Color cartridges have three holes instead of one, because they contain inks of three different colors – Cyan, Magenta and Yellow. If you want to refill color cartridges, you have to buy inks of all three colors separately. To refill the cartridge, you simply need a syringe, a needle and a bottle of ink. Yes, that’s it! But, as I stated earlier, refill kits are available, which do a much better job. They come with a syringe and a blunt needle, so that you don’t inject ink into yourself! Also, a case (box) to carry out the process so that spilling does not occur. Below is a photo of the ink refill kit I bought from eBay.

The process is very simple. You fill the syringe with ink and then inject it very slowly into the cartridge. If you bought a refill kit, then follow the kit’s instructions.

That’s all, enjoy refilling and saving the money as well the environment :)

HP Throws a Hail Mary, Combines Two Dying Business to Revive Both

HP, the personal computing giant of yesteryear, which has seen sales of its PCs decline over the last couple of years, is planning to restructure its business in order to make it more cost efficient and reduce costs, according to a report by AllThingsD.

It will be moving its Imaging and Printing Group (Printers) under its Personal Systems Group (Personal Computers), with the new larger division reporting to a single head.

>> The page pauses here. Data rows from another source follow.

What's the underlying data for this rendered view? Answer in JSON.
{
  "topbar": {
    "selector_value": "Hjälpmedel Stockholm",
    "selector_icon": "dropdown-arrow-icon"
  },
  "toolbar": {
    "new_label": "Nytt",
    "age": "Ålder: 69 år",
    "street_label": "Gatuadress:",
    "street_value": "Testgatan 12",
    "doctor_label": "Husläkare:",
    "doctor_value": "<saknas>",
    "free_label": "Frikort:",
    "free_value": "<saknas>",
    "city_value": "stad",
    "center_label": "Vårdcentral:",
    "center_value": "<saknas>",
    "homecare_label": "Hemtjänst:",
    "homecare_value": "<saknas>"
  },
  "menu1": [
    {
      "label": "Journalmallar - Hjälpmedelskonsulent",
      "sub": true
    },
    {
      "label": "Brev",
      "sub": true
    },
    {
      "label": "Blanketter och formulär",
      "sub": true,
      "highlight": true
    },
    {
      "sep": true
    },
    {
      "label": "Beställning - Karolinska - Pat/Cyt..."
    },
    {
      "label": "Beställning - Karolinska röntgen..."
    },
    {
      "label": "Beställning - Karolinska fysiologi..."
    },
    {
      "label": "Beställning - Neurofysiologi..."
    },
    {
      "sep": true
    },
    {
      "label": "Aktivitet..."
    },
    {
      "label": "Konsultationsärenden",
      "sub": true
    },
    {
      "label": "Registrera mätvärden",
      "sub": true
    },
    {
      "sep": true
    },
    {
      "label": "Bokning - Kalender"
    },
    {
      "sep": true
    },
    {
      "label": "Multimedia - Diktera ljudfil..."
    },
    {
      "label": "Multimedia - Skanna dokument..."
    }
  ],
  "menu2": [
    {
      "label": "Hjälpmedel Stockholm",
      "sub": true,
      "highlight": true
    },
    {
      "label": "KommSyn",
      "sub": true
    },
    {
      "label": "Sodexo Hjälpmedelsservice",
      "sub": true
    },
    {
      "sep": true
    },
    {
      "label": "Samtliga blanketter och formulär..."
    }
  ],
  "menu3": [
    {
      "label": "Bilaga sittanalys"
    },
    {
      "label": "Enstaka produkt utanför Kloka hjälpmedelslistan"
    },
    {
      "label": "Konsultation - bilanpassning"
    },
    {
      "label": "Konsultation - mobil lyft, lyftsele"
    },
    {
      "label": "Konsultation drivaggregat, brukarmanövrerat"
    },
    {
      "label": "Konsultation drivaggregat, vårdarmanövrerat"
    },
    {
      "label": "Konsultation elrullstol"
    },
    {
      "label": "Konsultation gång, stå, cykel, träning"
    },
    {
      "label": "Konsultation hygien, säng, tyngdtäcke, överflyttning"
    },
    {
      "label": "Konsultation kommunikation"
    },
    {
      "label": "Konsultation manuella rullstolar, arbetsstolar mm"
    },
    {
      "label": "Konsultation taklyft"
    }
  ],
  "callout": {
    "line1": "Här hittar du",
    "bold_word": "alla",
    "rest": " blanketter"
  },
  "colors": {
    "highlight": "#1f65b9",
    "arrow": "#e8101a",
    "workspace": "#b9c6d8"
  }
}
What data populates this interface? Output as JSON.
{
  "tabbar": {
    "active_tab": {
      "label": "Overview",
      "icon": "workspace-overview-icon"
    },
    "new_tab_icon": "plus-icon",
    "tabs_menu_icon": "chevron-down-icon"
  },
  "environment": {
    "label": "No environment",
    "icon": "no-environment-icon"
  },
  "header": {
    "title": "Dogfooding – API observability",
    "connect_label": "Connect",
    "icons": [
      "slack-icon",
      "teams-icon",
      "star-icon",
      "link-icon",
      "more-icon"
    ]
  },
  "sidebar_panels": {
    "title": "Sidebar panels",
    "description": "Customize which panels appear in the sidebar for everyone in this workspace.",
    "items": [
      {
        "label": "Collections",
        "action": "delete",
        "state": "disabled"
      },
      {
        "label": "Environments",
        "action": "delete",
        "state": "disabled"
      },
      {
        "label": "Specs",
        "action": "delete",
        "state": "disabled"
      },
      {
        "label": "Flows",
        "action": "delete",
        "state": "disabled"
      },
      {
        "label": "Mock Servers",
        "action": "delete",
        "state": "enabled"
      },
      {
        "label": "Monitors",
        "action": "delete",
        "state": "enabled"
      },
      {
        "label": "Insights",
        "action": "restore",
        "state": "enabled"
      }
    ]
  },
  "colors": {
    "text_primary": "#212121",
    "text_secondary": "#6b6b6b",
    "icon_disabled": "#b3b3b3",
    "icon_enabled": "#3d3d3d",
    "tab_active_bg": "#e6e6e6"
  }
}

HP’s printer business was one of its most profitable ones, but had seen sales decline over the last couple of quarters. Its PC business has also not been doing very well, as worldwide desktops sales have slowed down and are expected to decline going forward. Both businesses combined added up to more than 50% of HP’s total revenues in 2011.

HP was planning to spin off the PC division or sell it to someone like IBM under its previous CEO Apotheker’s management, but the new CEO, Meg Whitman scrapped that plan.

HP’s printer business has much higher operating margins than its PC business, but given the product synergies and the overlapping target customer base, it may actually be a good call on its part to combine the two to cut costs, improve margins and maybe improve sales.

The future of HP’s PC business depends on how well it capitalizes on the ultrabook and tablet trend, following the launch of Windows 8 in late 2012.